Blue light heralds negative effects when it is consumed at night or in excess throughout the day. This high energy emitting light plays an integral role in establishing the circadian rhythm which runs on a 24-hour clock. These rhythms, frequently referred to as sleep-wake cycles, regulate integral body processes including hormonal and digestive activities. Because bodies recognize blue light to be a cognitive stimulant, blue light exposure at night can delay and even block the proper production of melatonin, a hormone that regulates the sleep-wake cycle by inducing sleep, which inhibits the body clock from functioning properly. 

Additional health malfunctions relating to nervous and cardiovascular health can result from a lack of sleep, emphasizing the importance of maintaining a balanced circadian rhythm. Excessive use of blue light, specifically from screen time, can impair optimal eyesight as the harshness of blue light can lead to digital eye strain and can harm light sensitive cells in the retina.


THS Students and Blue Light: 


Protective Measures: 

Night Mode on iPhones- Many Apple iPhone users have night mode and dark mode features programmed into their phone. In night mode, the individual’s screen brightness diminishes at a scheduled time before bed and takes on a warmer hue. Because red light emits low energy due to its long, infrequent wavelengths, red light is one of the most optimal colors to consume at night to diminish the harmful effects of blue light as it will stimulate and strain the brain and eyes, respectively, the least. During the day, Apple users can consider setting their phone on dark mode as it changes the bright white screen that can be too harsh on the eyes to a black background.

Blue Light Protecting Apps- Additionally, the app store provides multiple apps that act as a blue light filter on phones; these apps have similar characteristics of the night mode feature as it works to warm the screen, diminishing the harshness of blue light. However, while these filters are helpful, they do not entirely protect users from blue light. 

Blue Light Glasses- Currently a growing trend in a screen-filled world, blue light glasses have specially crafted lenses that help filter out the harsh blue light that electronic screens emit. While many have seen encouraging results from the use of blue light glasses including decreased headaches and a more restless sleep, the relatively new technological discovery of blue light glasses possesses limited scientific research supporting its effectiveness. Many scientists encourage screen users to strive to decrease screen exposure at night to ensure influential results.

20-20-20 Rule- To further reduce any harmful effects from screen use, optometrists have established the 20-20-20 rule which encourages users “every 20 minutes, take a 20-second break and focus [their] eyes on something at least 20 feet away” (SCL Health). This rule reminds avid screen users to give their eyes a break from staring at harsh screens all day which will discourage potential health impairments.

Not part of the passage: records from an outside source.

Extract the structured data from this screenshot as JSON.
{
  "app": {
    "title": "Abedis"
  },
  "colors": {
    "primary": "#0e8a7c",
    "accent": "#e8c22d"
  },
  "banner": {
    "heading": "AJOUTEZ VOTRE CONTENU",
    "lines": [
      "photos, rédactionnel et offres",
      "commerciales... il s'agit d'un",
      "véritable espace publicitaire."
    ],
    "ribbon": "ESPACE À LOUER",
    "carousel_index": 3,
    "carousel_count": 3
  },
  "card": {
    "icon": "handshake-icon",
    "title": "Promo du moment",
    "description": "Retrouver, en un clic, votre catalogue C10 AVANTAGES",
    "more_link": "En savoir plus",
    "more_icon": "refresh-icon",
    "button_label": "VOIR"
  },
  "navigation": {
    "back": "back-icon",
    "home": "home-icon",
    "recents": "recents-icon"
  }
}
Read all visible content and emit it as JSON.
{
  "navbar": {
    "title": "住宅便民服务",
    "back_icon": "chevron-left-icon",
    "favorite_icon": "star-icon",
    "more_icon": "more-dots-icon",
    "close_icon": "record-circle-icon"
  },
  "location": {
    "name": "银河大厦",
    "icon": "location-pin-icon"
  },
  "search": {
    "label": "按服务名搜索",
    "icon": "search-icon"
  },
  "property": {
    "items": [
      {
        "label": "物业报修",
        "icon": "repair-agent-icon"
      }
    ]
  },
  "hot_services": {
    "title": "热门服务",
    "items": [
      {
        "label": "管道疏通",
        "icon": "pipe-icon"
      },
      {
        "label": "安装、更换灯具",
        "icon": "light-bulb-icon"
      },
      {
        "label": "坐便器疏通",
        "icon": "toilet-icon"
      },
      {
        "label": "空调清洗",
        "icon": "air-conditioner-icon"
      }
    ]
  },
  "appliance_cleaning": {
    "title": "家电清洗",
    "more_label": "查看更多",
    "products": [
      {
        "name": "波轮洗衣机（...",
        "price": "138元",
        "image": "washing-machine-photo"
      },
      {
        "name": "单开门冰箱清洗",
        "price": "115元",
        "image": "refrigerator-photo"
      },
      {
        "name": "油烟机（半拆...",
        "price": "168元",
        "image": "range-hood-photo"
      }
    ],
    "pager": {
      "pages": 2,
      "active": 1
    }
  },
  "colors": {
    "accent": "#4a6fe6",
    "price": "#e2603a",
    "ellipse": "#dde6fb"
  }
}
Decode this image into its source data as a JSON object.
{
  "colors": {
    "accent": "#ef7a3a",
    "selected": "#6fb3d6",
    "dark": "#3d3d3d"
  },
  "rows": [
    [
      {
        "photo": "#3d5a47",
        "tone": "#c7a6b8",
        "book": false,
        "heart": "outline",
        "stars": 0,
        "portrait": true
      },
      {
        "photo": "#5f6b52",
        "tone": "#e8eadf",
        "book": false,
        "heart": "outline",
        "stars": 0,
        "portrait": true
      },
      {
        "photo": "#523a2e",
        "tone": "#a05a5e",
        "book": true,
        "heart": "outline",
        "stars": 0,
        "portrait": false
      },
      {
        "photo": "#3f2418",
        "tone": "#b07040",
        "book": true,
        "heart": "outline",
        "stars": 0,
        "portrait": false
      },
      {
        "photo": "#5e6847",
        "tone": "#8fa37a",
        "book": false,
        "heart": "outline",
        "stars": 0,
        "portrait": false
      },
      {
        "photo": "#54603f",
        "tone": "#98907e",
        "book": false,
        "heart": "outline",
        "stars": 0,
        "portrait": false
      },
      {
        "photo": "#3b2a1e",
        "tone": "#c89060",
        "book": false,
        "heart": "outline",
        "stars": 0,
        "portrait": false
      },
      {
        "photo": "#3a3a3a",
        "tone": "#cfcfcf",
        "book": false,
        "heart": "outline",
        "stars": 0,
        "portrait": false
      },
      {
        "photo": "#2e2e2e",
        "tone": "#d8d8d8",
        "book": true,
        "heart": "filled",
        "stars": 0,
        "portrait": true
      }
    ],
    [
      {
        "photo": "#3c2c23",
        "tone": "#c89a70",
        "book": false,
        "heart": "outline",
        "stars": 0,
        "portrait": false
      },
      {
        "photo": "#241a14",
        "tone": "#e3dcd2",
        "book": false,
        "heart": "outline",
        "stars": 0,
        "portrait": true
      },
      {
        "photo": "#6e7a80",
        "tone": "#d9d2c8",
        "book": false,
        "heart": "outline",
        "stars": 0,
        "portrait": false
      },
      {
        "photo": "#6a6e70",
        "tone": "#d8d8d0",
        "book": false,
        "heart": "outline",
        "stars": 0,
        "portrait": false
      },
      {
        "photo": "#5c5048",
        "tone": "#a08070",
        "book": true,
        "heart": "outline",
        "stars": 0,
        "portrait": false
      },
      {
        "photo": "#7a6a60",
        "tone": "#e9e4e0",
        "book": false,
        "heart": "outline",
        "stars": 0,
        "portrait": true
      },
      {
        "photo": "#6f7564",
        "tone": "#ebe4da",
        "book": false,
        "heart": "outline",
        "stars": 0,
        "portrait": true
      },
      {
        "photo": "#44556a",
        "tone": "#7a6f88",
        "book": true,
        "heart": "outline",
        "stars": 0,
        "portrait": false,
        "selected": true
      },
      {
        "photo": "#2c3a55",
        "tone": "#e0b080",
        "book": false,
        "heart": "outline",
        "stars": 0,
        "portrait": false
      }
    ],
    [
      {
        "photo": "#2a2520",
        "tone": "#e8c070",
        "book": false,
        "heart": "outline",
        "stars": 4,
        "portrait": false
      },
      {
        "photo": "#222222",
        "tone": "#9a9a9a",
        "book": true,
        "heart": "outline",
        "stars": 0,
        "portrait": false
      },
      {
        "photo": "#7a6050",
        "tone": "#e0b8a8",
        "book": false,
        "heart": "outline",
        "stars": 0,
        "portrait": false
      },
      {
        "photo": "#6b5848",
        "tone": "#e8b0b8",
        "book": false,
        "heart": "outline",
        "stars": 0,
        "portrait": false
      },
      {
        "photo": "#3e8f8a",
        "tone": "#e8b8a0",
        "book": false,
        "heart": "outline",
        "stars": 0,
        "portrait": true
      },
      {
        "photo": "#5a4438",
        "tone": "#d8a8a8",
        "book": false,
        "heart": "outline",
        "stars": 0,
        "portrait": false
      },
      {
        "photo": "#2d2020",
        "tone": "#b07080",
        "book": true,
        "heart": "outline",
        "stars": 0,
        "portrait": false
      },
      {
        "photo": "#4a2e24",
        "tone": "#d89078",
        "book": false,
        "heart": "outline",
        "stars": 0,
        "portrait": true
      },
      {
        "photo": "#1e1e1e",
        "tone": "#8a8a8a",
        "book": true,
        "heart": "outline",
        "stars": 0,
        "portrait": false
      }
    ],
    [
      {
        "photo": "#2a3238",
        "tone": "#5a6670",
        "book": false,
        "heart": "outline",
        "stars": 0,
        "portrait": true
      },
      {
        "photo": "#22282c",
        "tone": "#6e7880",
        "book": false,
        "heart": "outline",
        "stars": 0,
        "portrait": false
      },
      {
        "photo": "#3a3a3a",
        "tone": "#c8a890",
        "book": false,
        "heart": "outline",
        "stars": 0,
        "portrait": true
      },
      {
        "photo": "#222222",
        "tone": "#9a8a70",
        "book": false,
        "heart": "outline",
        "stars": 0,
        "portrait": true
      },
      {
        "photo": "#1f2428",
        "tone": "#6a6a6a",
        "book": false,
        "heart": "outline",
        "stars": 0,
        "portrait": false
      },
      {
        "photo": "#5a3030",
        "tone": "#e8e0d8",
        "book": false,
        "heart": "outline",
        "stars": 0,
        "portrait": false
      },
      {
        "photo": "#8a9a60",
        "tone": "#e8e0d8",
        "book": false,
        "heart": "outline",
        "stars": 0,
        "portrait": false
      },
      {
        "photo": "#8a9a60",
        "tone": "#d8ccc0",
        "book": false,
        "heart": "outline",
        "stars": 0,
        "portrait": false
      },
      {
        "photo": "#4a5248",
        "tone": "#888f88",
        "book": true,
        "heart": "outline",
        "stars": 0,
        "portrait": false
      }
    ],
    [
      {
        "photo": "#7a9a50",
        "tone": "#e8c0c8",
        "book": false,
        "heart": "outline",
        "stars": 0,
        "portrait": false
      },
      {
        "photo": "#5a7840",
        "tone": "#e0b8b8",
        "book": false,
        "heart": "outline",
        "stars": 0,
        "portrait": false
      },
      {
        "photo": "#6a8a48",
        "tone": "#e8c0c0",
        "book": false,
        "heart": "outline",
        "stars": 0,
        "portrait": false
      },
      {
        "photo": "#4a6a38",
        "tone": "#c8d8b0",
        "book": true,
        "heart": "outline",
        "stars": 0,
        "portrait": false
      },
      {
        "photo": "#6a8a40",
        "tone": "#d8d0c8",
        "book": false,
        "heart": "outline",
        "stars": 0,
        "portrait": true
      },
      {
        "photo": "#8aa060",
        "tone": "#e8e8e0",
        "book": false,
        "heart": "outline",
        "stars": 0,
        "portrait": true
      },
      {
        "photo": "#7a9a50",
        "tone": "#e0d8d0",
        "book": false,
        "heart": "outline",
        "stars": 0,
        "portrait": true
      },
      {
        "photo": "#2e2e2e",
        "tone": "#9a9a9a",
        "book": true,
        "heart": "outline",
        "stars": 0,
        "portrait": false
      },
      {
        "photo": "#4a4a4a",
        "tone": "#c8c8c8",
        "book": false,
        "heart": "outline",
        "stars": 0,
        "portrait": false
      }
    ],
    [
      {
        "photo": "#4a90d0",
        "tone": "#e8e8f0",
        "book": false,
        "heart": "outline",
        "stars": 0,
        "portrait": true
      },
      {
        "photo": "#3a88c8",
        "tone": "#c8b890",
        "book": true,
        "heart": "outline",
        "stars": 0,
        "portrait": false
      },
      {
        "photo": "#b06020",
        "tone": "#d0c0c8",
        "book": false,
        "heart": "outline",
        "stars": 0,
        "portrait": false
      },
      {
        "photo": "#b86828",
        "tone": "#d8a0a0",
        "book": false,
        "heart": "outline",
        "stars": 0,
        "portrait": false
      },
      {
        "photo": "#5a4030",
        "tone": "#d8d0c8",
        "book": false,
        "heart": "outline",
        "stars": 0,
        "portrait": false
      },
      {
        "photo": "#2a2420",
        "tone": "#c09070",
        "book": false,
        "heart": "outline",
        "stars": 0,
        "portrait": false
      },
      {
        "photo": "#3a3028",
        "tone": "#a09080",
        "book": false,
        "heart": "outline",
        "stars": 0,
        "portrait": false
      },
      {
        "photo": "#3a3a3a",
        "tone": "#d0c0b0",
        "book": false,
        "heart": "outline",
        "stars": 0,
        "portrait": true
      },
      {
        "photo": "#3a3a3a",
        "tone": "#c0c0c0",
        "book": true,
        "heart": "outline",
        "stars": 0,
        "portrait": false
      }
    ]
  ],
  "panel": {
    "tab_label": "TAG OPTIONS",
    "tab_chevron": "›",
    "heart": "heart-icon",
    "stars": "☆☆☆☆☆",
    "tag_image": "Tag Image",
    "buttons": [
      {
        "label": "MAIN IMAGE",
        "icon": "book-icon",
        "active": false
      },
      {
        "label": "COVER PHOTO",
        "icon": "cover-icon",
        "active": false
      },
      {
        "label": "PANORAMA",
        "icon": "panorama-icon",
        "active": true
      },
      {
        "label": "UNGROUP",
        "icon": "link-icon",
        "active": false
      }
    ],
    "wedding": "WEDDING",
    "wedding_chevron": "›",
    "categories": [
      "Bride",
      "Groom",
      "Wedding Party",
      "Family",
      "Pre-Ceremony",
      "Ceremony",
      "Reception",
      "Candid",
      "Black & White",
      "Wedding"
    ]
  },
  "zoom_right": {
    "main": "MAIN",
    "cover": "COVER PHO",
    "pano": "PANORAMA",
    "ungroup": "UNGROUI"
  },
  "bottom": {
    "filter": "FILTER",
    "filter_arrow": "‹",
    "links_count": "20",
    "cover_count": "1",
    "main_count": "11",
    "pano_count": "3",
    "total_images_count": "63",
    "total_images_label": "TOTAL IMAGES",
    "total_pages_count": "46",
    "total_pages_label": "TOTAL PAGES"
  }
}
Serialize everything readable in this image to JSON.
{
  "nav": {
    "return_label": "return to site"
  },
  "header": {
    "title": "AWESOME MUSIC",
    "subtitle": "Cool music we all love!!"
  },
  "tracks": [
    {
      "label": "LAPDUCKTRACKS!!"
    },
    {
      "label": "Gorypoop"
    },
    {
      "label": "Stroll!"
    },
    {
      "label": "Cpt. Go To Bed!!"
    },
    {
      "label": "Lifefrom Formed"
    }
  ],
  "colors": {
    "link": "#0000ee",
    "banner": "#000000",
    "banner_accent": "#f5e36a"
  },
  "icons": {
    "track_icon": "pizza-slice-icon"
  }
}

Avoid screens- Although there are some helpful features that can reduce the negative effects of blue light, the soundproof and lightproof course to embrace in an effort to prevent any health impairments from screen use is defined through reducing the time, especially before bed, that individuals spend on technologies. According to SCL Health, screen users should avoid screens at least 30 minutes before going to bed, but many encourage individuals to set their screens aside at least an hour prior to bedtime to ensure a peaceful night of sleep. 





Works Cited:

Publishing, Harvard Health. “Blue Light Has a Dark Side.” Harvard Health, 


“Should You Be Worried About Blue Light?” American Academy of Ophthalmology, 18 Oct. 2018, 


“Why It’s Time to Ditch the Phone Before Bed.” SCL Health,